He’ll never be able to exchange chests brimming with gold for the own purity of his conscience, evidently, or explain in words to the other soldiers why it is that he never drinks at night, and hides his weapons and musket in the corner of the room with the handle still scarlet, the blade reflecting the light in a luminescence he readily abhors. Long hours will he waste in the evenings, staring at the thing for minutes at a time with eyes that are vacant with wretched contemplation, only to be distracted temporarily by the sight of his son (bright-eyed and epitomising youth, almost to the point of being as difficult to confront as disease), whom he’ll mindlessly take onto his knee, pressing a kiss to the child’s temple, his joviality deformed.
It’s a gesture toward the child that he almost mindlessly longs his wife to view as cordial and good willed, but even that can only reinforce the undeniable detestation of himself he yearns to cough from his lungs and free from his bloodied mind. Yet he resents that lie - that hidden knowledge of how little truth there remains in any aspect of him, nowadays, not only for the fact it’s always there, but for the fact it’s an unchangeable reminder that regardless of whose face he sees, of whose lips he kisses and who he looks to in the light of day, his eyes will fill themselves with the same dull, deadened light that is perpetually reflected from his blade as it resides against the dust of the wall. Soon enough, he fears, they will be synonymous, both refined to slaughter and both without something even vaguely redeemable and gentle.
No longer is it a possibility to lay such knowledge to rest, to tuck it into bed at night and neglect it even when the sun rises again and it’s turned skeletal, wholly ridden of feeling, akin to his own mind (flesh now dripping from the structure beneath). It’s indefatigable, unfathomable, remaining prevalent, still, in every moment he succeeds in convincing himself it may well be better to forget that he’s a mindless, foolish soldier, and a pet of something greater than himself.
It seems to be an inevitably unimaginable ideal and aspiration that he may, perhaps, one morning drive away the recollection of how his hands and blades had so recklessly plunged into the shining flesh of one of those painted natives, vivid in the shadows of Tenochtitlan, pulling at strips of skin; he can never allow himself to entirely desert the memories of their beautiful temples, red against a flat plane of blue and a glorified ball of fire. He will never forget the golden walls with their wide mouthed idols and pierced lips, caked with smattered blood. It’s an all too realistic, all too terrible knowledge of his regrets; blackened, festering self hatred still continues to eat away at all he knows and still can say he loves, as an honest, credible man. Perhaps his laughter will never be joyous again.
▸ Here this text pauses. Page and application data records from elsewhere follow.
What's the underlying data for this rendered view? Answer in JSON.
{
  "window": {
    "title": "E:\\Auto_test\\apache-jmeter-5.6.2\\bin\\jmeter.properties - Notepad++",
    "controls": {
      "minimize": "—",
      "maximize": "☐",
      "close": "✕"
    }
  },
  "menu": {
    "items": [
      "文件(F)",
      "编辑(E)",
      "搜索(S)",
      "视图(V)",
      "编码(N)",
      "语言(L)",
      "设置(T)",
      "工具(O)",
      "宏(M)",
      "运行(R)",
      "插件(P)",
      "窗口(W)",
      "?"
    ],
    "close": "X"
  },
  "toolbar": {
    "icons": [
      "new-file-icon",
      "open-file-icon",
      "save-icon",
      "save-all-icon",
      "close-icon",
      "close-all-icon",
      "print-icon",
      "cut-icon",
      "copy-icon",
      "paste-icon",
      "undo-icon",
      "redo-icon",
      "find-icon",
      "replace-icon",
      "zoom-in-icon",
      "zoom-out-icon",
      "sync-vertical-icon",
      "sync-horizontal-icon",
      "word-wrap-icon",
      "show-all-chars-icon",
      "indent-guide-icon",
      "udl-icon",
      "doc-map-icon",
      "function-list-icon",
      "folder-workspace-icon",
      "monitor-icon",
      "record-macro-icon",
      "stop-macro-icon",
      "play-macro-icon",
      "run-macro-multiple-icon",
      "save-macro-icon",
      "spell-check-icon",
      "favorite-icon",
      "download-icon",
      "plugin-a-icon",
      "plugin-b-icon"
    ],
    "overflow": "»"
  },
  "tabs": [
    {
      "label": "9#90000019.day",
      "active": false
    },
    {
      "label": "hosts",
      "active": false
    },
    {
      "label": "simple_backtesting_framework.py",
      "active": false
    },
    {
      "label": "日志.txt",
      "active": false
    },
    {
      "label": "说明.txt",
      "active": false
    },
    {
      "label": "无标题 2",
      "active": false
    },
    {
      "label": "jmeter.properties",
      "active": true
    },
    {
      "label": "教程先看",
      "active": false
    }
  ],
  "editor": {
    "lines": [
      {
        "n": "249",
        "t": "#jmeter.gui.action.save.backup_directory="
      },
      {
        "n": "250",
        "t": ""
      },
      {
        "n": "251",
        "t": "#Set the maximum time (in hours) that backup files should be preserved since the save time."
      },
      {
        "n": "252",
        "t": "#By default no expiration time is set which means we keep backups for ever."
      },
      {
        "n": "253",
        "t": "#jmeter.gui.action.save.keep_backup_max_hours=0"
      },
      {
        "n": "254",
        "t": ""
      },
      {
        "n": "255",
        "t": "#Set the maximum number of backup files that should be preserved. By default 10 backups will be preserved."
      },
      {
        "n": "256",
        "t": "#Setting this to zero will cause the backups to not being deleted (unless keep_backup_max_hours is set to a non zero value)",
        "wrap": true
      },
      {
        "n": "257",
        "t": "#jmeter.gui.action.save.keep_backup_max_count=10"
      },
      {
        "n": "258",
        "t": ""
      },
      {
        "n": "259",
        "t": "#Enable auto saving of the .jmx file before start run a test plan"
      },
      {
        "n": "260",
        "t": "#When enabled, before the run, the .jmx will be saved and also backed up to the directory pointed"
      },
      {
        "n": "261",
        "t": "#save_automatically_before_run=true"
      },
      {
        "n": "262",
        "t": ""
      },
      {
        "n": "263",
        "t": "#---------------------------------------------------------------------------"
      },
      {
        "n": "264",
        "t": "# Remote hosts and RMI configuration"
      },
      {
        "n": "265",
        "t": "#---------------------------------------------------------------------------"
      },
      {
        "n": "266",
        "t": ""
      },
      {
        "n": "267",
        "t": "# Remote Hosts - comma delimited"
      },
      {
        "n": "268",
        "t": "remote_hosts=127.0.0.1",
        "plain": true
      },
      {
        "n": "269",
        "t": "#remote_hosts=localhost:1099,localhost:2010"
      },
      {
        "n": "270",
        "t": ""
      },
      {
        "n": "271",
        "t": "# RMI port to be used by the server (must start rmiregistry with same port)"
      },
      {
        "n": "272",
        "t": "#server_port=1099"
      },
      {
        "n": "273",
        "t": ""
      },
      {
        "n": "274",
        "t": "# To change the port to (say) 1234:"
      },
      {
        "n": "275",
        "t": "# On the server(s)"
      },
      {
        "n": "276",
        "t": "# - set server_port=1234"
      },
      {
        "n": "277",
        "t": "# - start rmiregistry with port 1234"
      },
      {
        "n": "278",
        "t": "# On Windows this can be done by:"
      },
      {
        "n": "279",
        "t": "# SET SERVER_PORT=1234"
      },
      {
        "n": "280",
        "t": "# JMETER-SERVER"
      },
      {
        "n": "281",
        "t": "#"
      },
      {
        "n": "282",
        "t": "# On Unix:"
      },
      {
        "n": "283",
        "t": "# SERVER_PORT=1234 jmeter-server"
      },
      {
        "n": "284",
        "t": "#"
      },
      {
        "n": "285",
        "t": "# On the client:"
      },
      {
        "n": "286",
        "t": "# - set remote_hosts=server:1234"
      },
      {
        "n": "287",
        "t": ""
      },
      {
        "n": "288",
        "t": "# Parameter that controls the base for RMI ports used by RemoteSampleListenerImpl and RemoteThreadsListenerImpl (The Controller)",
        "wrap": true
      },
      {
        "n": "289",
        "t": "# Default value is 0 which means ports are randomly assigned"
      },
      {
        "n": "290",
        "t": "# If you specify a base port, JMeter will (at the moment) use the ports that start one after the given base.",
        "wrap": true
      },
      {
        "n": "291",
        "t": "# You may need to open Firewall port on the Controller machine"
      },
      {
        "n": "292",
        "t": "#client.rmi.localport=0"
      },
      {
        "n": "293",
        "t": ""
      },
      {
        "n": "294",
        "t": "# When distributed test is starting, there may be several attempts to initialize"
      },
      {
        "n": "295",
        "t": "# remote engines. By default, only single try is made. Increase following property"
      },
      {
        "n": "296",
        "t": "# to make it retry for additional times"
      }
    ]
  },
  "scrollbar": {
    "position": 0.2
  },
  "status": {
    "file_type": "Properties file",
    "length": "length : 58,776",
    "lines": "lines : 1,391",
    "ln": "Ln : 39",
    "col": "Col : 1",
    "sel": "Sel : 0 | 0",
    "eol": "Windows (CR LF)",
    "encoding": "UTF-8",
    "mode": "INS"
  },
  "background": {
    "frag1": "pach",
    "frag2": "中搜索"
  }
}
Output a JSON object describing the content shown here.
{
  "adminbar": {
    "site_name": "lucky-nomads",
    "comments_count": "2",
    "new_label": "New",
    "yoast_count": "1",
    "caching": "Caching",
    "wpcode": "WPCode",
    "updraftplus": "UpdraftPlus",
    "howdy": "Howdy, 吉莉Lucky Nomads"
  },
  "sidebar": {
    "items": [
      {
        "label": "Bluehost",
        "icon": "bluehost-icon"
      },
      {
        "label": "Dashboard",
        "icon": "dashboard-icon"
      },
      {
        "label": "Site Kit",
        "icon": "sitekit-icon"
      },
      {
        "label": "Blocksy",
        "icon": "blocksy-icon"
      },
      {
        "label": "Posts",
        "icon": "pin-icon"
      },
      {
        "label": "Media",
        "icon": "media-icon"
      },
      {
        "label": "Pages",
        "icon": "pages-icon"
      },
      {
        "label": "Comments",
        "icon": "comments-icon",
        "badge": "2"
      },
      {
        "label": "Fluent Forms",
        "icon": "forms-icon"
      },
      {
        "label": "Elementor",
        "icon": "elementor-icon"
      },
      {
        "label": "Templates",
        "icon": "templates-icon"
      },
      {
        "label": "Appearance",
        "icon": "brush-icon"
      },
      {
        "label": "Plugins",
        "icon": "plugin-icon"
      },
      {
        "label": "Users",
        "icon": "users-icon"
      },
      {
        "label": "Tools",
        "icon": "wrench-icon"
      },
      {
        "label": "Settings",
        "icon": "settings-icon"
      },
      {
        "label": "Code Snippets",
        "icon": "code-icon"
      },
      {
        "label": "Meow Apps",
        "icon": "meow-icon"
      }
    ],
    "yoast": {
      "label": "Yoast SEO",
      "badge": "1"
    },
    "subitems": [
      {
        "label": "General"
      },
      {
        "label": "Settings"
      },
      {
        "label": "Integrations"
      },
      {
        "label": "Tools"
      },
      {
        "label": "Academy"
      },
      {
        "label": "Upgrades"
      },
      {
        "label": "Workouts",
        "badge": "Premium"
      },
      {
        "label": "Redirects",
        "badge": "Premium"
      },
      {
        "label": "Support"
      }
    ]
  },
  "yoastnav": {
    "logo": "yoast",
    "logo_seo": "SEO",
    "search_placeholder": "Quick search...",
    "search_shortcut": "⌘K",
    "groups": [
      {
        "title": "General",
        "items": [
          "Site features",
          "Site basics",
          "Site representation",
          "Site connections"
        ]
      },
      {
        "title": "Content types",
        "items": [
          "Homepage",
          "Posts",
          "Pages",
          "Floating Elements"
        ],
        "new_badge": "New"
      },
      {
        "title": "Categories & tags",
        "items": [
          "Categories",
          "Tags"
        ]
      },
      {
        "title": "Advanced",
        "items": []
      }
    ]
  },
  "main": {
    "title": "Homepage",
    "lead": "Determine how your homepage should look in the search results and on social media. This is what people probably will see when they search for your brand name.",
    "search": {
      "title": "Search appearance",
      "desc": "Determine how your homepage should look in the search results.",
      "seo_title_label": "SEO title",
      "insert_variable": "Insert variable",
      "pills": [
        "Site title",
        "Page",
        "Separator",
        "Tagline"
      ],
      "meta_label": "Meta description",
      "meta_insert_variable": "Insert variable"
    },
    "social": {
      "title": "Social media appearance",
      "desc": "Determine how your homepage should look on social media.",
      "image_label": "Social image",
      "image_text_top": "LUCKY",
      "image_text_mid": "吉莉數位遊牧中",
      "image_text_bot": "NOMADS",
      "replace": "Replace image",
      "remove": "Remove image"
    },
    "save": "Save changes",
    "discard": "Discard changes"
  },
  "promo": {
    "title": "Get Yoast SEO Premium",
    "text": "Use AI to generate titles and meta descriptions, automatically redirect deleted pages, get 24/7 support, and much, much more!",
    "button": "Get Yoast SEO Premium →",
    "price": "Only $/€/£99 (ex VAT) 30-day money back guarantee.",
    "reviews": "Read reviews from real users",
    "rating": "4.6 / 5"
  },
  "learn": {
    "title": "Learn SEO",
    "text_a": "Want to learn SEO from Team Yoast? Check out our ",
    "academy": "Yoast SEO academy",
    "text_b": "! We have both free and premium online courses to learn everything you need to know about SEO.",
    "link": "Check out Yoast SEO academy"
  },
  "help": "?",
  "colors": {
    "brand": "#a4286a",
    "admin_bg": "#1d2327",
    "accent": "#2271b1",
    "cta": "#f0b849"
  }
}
How can he ever allow himself, in these present but agonising years, to boldly meet the eyes of his wife, the one he abandoned to loneliness and seclusion those long months and years of travel, and still bring her knuckles to his lips with the same assurance he had once so commonly, easily assumed? How can he lay comfortably with her at night, or display the same sword he’d once held to the sun, teeth and metal flashing, edge decorated with rotting blood? How can he show the broken musket to his children, talking pleasantly and softly of the skulls he has shattered, and all with the same enthusiasm one usually gives to much more contented affairs? How can he press his hands to the beautiful face of a child he’s not known the existence of for three years, brushing back dark hair from a little forehead, and feeding the child with falsehoods he doesn’t believe, himself?
Nowadays, it’s simply too clear that he can’t stand the presence and venerating words of his wife, nor anyone else that believes they may condone massacre - and Heaven knows, perhaps it’s for a greater reason and actuality of truth than he’ll ever be able to understand.